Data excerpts
○ ○ ○ ○ ○
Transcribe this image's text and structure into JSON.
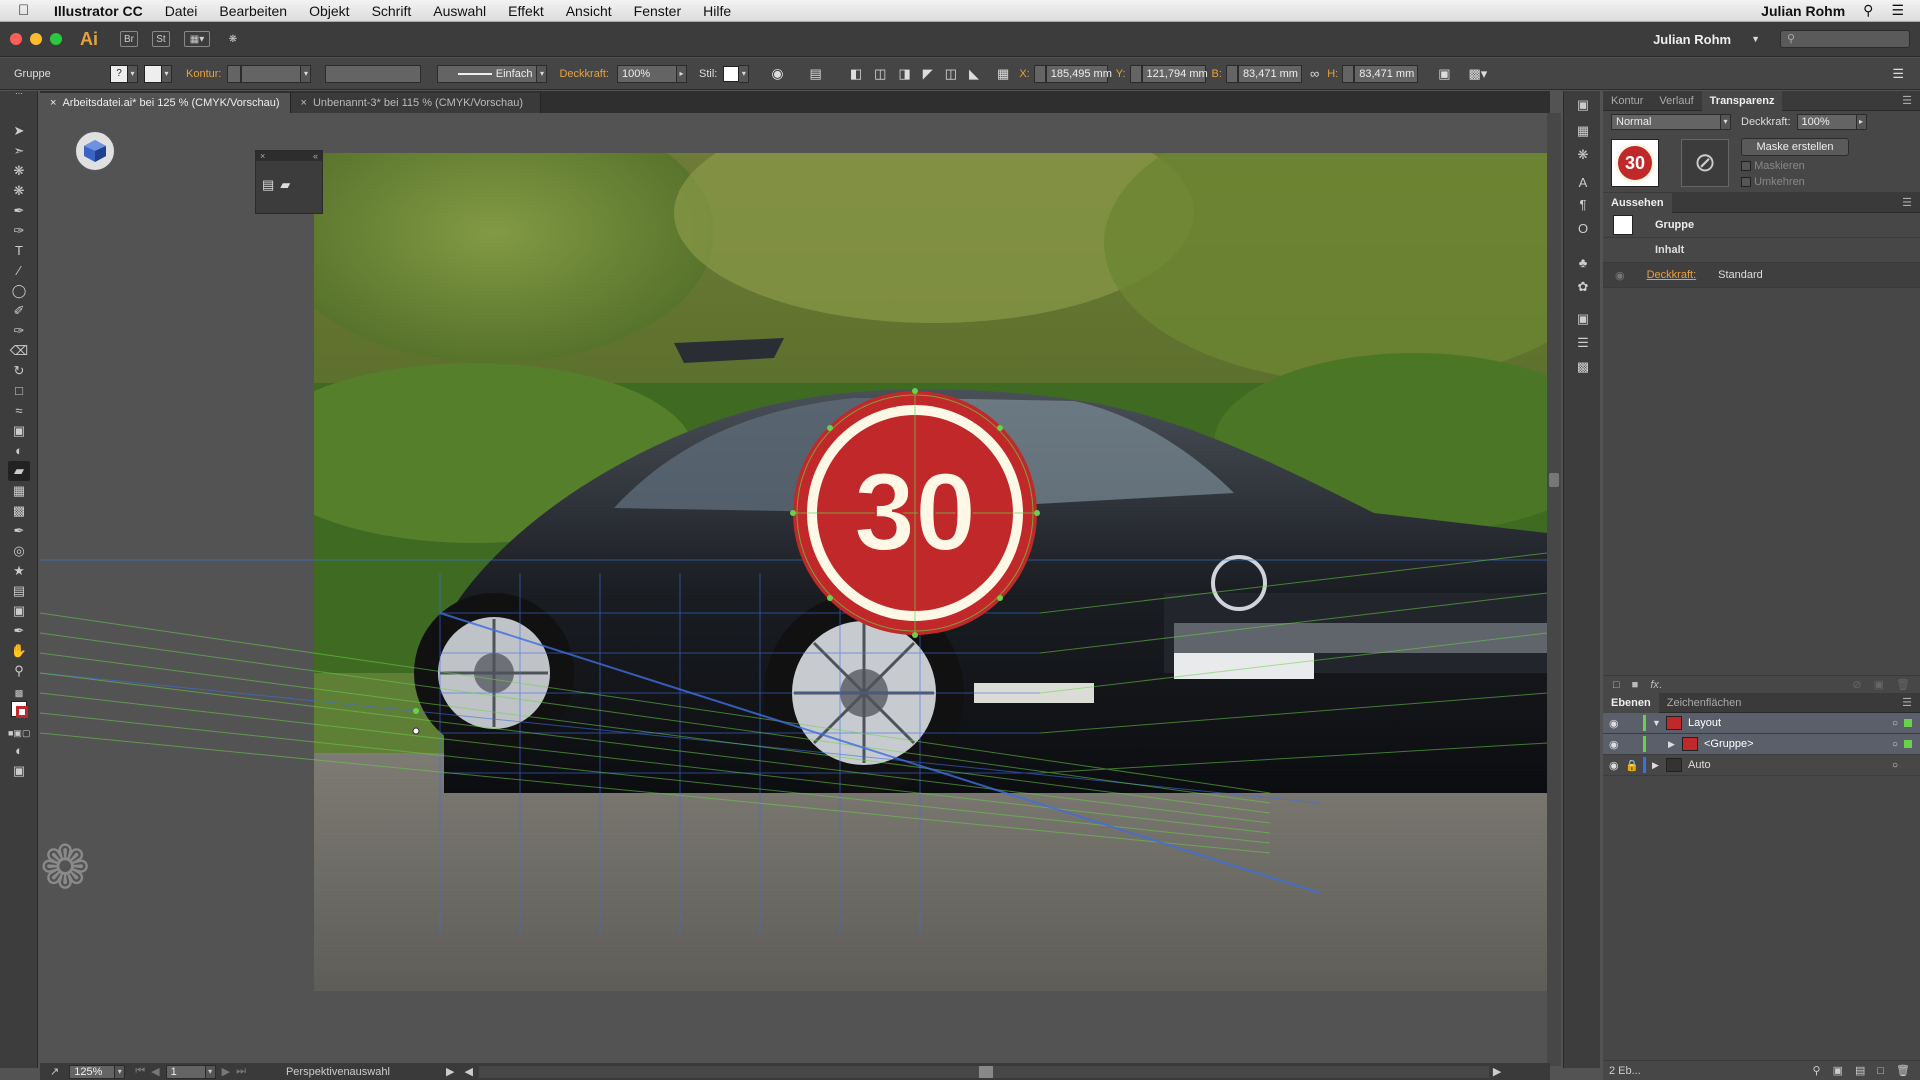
{
  "menubar": {
    "app": "Illustrator CC",
    "items": [
      "Datei",
      "Bearbeiten",
      "Objekt",
      "Schrift",
      "Auswahl",
      "Effekt",
      "Ansicht",
      "Fenster",
      "Hilfe"
    ],
    "user": "Julian Rohm"
  },
  "titlebar": {
    "logo": "Ai",
    "br": "Br",
    "st": "St",
    "user": "Julian Rohm"
  },
  "control": {
    "selection": "Gruppe",
    "kontur_label": "Kontur:",
    "stroke_style": "Einfach",
    "opacity_label": "Deckkraft:",
    "opacity_value": "100%",
    "stil_label": "Stil:",
    "x_label": "X:",
    "x_value": "185,495 mm",
    "y_label": "Y:",
    "y_value": "121,794 mm",
    "b_label": "B:",
    "b_value": "83,471 mm",
    "h_label": "H:",
    "h_value": "83,471 mm"
  },
  "tabs": [
    {
      "label": "Arbeitsdatei.ai* bei 125 % (CMYK/Vorschau)",
      "active": true
    },
    {
      "label": "Unbenannt-3* bei 115 % (CMYK/Vorschau)",
      "active": false
    }
  ],
  "artwork": {
    "badge_number": "30"
  },
  "transparency_panel": {
    "tabs": [
      "Kontur",
      "Verlauf",
      "Transparenz"
    ],
    "blend_mode": "Normal",
    "opacity_label": "Deckkraft:",
    "opacity_value": "100%",
    "make_mask": "Maske erstellen",
    "clip": "Maskieren",
    "invert": "Umkehren",
    "thumb_number": "30"
  },
  "appearance_panel": {
    "title": "Aussehen",
    "group": "Gruppe",
    "content": "Inhalt",
    "opacity_label": "Deckkraft:",
    "opacity_value": "Standard"
  },
  "layers_panel": {
    "tabs": [
      "Ebenen",
      "Zeichenflächen"
    ],
    "layers": [
      {
        "name": "Layout",
        "expanded": true
      },
      {
        "name": "<Gruppe>",
        "expanded": false
      },
      {
        "name": "Auto",
        "expanded": false
      }
    ],
    "footer": "2 Eb..."
  },
  "status": {
    "zoom": "125%",
    "page": "1",
    "tool": "Perspektivenauswahl"
  },
  "colors": {
    "accent": "#e8a23d",
    "badge_red": "#c0282a",
    "badge_cream": "#fff8e6",
    "grid_blue": "#3d6fe0",
    "grid_green": "#6ad14a"
  }
}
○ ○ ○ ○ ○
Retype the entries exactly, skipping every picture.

Transcribe this image's text and structure into JSON.
{
  "menubar": {
    "app": "Illustrator CC",
    "items": [
      "Datei",
      "Bearbeiten",
      "Objekt",
      "Schrift",
      "Auswahl",
      "Effekt",
      "Ansicht",
      "Fenster",
      "Hilfe"
    ],
    "user": "Julian Rohm"
  },
  "titlebar": {
    "logo": "Ai",
    "br": "Br",
    "st": "St",
    "user": "Julian Rohm"
  },
  "control": {
    "selection": "Gruppe",
    "kontur_label": "Kontur:",
    "stroke_style": "Einfach",
    "opacity_label": "Deckkraft:",
    "opacity_value": "100%",
    "stil_label": "Stil:",
    "x_label": "X:",
    "x_value": "185,495 mm",
    "y_label": "Y:",
    "y_value": "121,794 mm",
    "b_label": "B:",
    "b_value": "83,471 mm",
    "h_label": "H:",
    "h_value": "83,471 mm"
  },
  "tabs": [
    {
      "label": "Arbeitsdatei.ai* bei 125 % (CMYK/Vorschau)",
      "active": true
    },
    {
      "label": "Unbenannt-3* bei 115 % (CMYK/Vorschau)",
      "active": false
    }
  ],
  "artwork": {
    "badge_number": "30"
  },
  "transparency_panel": {
    "tabs": [
      "Kontur",
      "Verlauf",
      "Transparenz"
    ],
    "blend_mode": "Normal",
    "opacity_label": "Deckkraft:",
    "opacity_value": "100%",
    "make_mask": "Maske erstellen",
    "clip": "Maskieren",
    "invert": "Umkehren",
    "thumb_number": "30"
  },
  "appearance_panel": {
    "title": "Aussehen",
    "group": "Gruppe",
    "content": "Inhalt",
    "opacity_label": "Deckkraft:",
    "opacity_value": "Standard"
  },
  "layers_panel": {
    "tabs": [
      "Ebenen",
      "Zeichenflächen"
    ],
    "layers": [
      {
        "name": "Layout",
        "expanded": true
      },
      {
        "name": "<Gruppe>",
        "expanded": false
      },
      {
        "name": "Auto",
        "expanded": false
      }
    ],
    "footer": "2 Eb..."
  },
  "status": {
    "zoom": "125%",
    "page": "1",
    "tool": "Perspektivenauswahl"
  },
  "colors": {
    "accent": "#e8a23d",
    "badge_red": "#c0282a",
    "badge_cream": "#fff8e6",
    "grid_blue": "#3d6fe0",
    "grid_green": "#6ad14a"
  }
}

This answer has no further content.